Everyone hates to be ignored. But no one more than a woman who is in a relationship where her significant other has become hearing impaired. How he lost his ability to hear verbs, nouns, and other sounds women make is not important, but what is important is resolving the underlying issue in the relationship, before he becomes blind too and doesn’t see his way home anymore.
Nagging seems to be the default for any woman who has a bone to pick with her mate, or merely a cup that has runneth over. Essentially, when a woman feels unconsciously compelled to open her mouth and start reading you your Miranda rights, either you’ve screwed up or there’s an unresolved issue that keeps picking at her.
Understandably, some women believe that they’re doing their relationship a huge service if they assert themselves and speak what’s on their mind –sometimes to a fault, however. They find it a better state of play versus taking other actions to get their points across such as cheating which may be more damaging than the original problem. But if your constantly find yourself hitting a brick wall with your ideas and/or demands, then you run the risk of pushing your mate further away, instead of pulling him closer.
In order to ever come to any conclusion in the nagging game, you need to understand your opponent, the terms of the battle, and what there is to win from going to war in the first place.
Knowing your opponent: Sometimes the reason you can’t break through to your opponent no matter how many times you’ve addressed the issue, is because the crime that you’re holding him accountable for, is honestly a character flaw within him, or something he’s decided should remain a permanent part of his behavior. If he’s been messy his whole life, no matter how many times you tell him to clean up after himself, or have respect enough to wash the dishes after you’ve cooked dinner, or even take the trash out without you having to physically ask him to, you’re still going to find yourself being the broken record over and over again. I can guarantee you that the very first person to nag him about his tidiness was his mother. At the age he is now, I’m certain he’s learned to live with the verbal punishment by being an expert at tuning women out when they start spewing verbs at him.
Knowing the terms of the battle: What’s at stake? In the case of cheating, when a man has created another avenue for himself sexually, emotionally, or mentally, he has likely also created the option to either comply or deny your wishes. If you’re where he wants to be and he is aware he has made a mistake and learned his lesson, then when you’re battling it out, you might stand a good chance of breaking through to him. But if he’s already checked out of the building, and is only physically present, then everything you’re fighting about and fighting for, has a bigger chance of falling on deaf ears, and being a war you can’t win.

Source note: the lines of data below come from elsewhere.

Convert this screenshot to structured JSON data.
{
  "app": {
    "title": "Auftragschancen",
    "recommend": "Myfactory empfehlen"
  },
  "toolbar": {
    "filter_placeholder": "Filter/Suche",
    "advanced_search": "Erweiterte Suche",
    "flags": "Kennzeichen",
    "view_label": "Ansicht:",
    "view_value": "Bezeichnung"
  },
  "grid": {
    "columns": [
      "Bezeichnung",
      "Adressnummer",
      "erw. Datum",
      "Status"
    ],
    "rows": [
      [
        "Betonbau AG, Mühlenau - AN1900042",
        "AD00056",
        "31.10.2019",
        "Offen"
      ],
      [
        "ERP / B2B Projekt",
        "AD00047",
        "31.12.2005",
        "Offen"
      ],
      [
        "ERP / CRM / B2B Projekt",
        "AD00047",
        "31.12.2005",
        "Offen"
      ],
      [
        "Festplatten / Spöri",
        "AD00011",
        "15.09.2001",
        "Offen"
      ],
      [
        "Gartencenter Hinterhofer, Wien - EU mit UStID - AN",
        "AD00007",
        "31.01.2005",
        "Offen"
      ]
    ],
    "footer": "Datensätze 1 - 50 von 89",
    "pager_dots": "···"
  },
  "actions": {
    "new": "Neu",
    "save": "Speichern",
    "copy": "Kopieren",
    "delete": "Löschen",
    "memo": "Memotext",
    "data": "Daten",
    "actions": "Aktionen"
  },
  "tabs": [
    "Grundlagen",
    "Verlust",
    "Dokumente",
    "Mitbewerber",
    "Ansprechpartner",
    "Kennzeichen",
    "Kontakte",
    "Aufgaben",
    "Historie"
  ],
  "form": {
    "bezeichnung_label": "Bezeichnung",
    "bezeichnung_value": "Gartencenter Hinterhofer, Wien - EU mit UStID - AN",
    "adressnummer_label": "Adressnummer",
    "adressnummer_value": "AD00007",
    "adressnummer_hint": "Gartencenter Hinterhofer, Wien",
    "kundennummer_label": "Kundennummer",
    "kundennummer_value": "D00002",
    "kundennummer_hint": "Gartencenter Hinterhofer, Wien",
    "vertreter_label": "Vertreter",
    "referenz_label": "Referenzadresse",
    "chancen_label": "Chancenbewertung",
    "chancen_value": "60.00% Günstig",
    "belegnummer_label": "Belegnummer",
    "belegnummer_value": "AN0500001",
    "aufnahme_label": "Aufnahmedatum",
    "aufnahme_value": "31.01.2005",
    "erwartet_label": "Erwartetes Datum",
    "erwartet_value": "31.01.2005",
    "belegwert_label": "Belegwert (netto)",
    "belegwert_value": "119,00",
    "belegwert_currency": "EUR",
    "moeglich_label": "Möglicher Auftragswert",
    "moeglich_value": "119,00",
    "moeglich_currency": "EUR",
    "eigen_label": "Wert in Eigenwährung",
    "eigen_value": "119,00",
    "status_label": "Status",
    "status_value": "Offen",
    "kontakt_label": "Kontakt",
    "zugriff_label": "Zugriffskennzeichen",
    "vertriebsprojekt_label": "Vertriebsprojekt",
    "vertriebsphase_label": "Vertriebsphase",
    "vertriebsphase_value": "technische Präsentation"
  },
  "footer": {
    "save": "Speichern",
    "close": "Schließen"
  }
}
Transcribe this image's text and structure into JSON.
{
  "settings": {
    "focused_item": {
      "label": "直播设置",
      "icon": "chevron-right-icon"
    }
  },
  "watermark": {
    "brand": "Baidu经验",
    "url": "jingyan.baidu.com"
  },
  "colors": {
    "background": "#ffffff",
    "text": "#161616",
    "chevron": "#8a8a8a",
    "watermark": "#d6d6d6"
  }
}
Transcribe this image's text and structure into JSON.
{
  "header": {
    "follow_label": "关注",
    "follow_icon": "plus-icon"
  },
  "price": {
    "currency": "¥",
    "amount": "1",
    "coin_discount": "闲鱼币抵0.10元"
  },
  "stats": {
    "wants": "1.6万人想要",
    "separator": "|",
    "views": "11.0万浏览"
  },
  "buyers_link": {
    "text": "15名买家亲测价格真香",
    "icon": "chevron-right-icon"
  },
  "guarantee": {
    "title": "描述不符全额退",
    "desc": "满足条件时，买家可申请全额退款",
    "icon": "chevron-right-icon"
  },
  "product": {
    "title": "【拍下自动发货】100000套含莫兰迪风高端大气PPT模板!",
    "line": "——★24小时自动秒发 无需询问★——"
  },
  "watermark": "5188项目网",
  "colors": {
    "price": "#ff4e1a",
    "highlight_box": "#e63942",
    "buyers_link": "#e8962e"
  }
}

Knowing the prize you win: Relationships should never be about winning a battle, but rather maintaining harmony more often than not. No one person is always going to be right, and no one person is always going to be wrong, but when you come across moments or foothills of friction, you need to weigh the situation in your mind and decide if the battle is even worth your time. Do you need to go after him every instance he leaves the toilet seat up or doesn’t separate his clothes before you do the laundry? Is it necessary to harp on him every single time he doesn’t think of you or put your feelings first? Are you up to your ears in complaints about him being too selfish to reciprocate in the bedroom? Or maybe you’re tired of him cheating, and think that nagging him will eventually generate a break through or a difference? I can deal with the toilet seats and the laundry, but what do you stand to win from someone who is a serial cheater, or is too selfish to understand how he’s hurting you in the first place? Make sure the battle you’re hoping to win and the person you’re fighting for is really worthwhile. If not, then the only battle you need to be in, is the one that ends in you maintaining and knowing your self-worth.
A man will hear you if he wants to hear you. A man will change if he wants to change. No matter how many times you badger him about something, he has to first make the decision to be a “better” him — and even before that he has to decide whether or not he thinks your problem is a problem to him in the first place. If he gets it, and cares, he’ll do his best, to rectify his mistakes, but if he’s not making it a priority, then you may want to consider finding someone who you don’t have to nag in the first place.
Lastly, if your nagging ever becomes second nature, then maybe consider the idea that you just might enjoy being a control freak. In that case, expect to be alone, or at least expect to be the continual recipient of issues worth nagging over.